He mainly performed at weddings, christenings and gatherings in people’s homes, but also on cruise ships that stopped in Chios. He visited several of the island's villages, in his capacity as a musician, and also took part in television and radio shows in Athens, dedicated to local traditional music.

Places he’s visited in Chios include: “Well, let’s see: I used to go to Sidiroundas, Katavasi, Diefchna […]. We went to Fyta, we went to Spartounta, we went to Pispilounta, we went to Potamia […]. Out of the northern villages, Aghio Gala was the only one I haven’t been to. I went to Kourounia several times, once to Keramos, once to Melanios, and we made good money there. I often worked in Parparia, I’ve been to Potamia many times. On the other side, I’m not sure about Kardamyla, I went to Langada once, I went to Aghios Isidoros and I had students there, too, Pityos was there. I never went to Sykiada or Lithi, there had local musicians over there. From Lithi onwards, it’s too far away.”

Although he didn’t regularly perform with a particular band, he did work with “Chogios” [or Fokios], who played the oud: “Mostly, it was me and “Chogios” playing together. We were the regulars here, he played the oud, but he had a good ear. I mean, sometimes, the instrument might be a little out of tune, and he’s say to me: ‘My E is out of tune’ and I’d say: Leave it, we’re busy now, leave it.’ It’s a big deal, to be in tune properly, of course. Otherwise you play one thing and hear another.”

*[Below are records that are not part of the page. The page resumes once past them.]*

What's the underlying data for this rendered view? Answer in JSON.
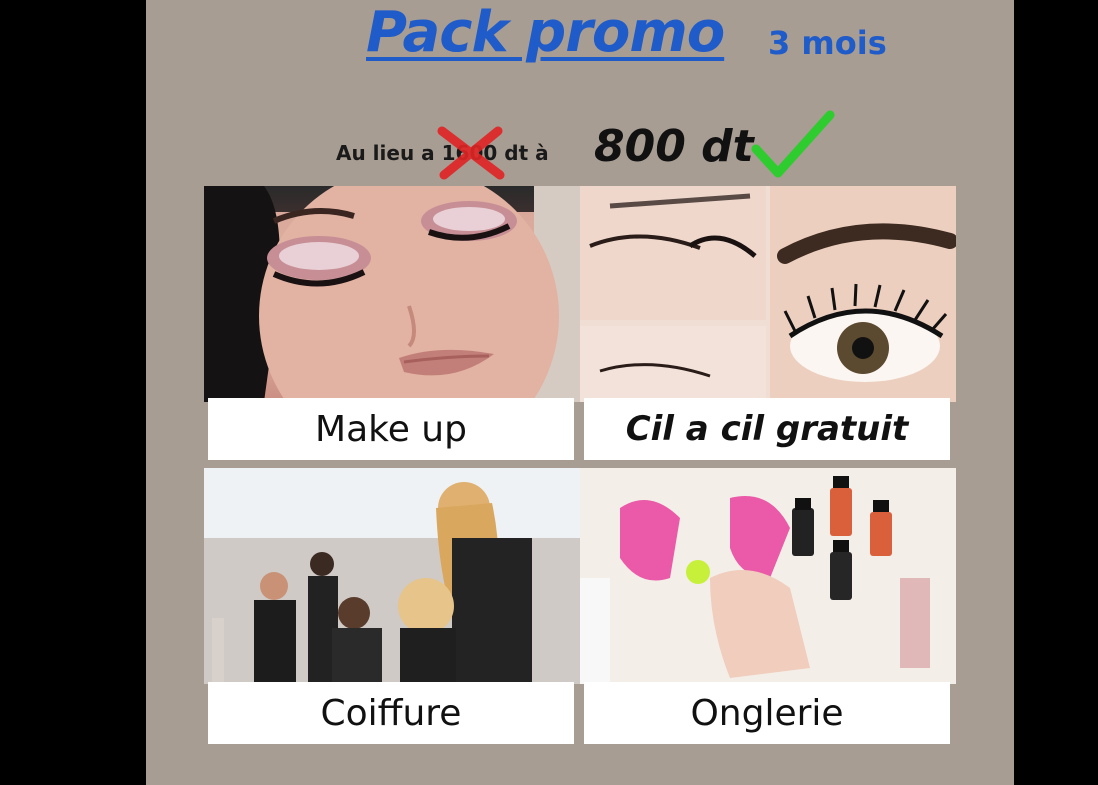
{
  "poster": {
    "title": "Pack promo",
    "subtitle": "3 mois",
    "price_prefix": "Au lieu a",
    "old_price": "1600",
    "price_mid": "dt à",
    "new_price": "800 dt"
  },
  "services": [
    {
      "label": "Make up"
    },
    {
      "label": "Cil a cil gratuit"
    },
    {
      "label": "Coiffure"
    },
    {
      "label": "Onglerie"
    }
  ],
  "colors": {
    "title_blue": "#1f5bc9",
    "background": "#a79d93",
    "cross_red": "#e02424",
    "check_green": "#2ecc2e"
  }
}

On his repertoire, he said: “I played whichever songs paid the most, the ones they danced to. But if you play them well, all songs get people going. They love the tsiftetelia, they dance to them, they dance and if you switch to a tsifteteli you’ll hear them say “Bless you, Nikita’ […] we play songs from other parts, too. When we play in festivals, and someone comes asking for tsamiko, we’re not going to say no, are we? But what do we play? We play the ‘Itia’, we play the ‘Salona’, we play two or three songs, and then we say ‘We don’t know any more’. We know those ones, because they dance to them.”

According to Nikitas Mandras, representative of the local music are ‘Sylivriana’ and ‘Politika’. Speaking of musical influences from the coast of Asia Minor, he said: “Mikrasiatika and Smyrneika [songs from Asia Minor and Smyrna], all the good ones are from there, don’t listen […] the old zeibekika that they still play, and the rebetika, they’re all from Smyrna. The politikos dance, the syrta, most of them are from Istanbul. We have kalamatiana, syrta, we have zeibekika – in fact, they call them tourkika [Turkish], play us some tourkika, they say”.

Nikitas Mandras has taught the violin, the mandolin and the oud: “I’m a teacher, someone played the oud, another was learning the mandolin, another the violin. And I’d say to them: ‘What I just showed you, practice it at home, and come and play it for me’. I had quite a few, around ten of them. One of them – what was he called? He was a choir singer, a good one, who wanted to learn the oud. I said, bring him to me, and they brought him. Another one, Kanaoutsis was his name, he learned, too, and another by the name of Trikalitis. I don’t remember the names now. There were five or six of them.”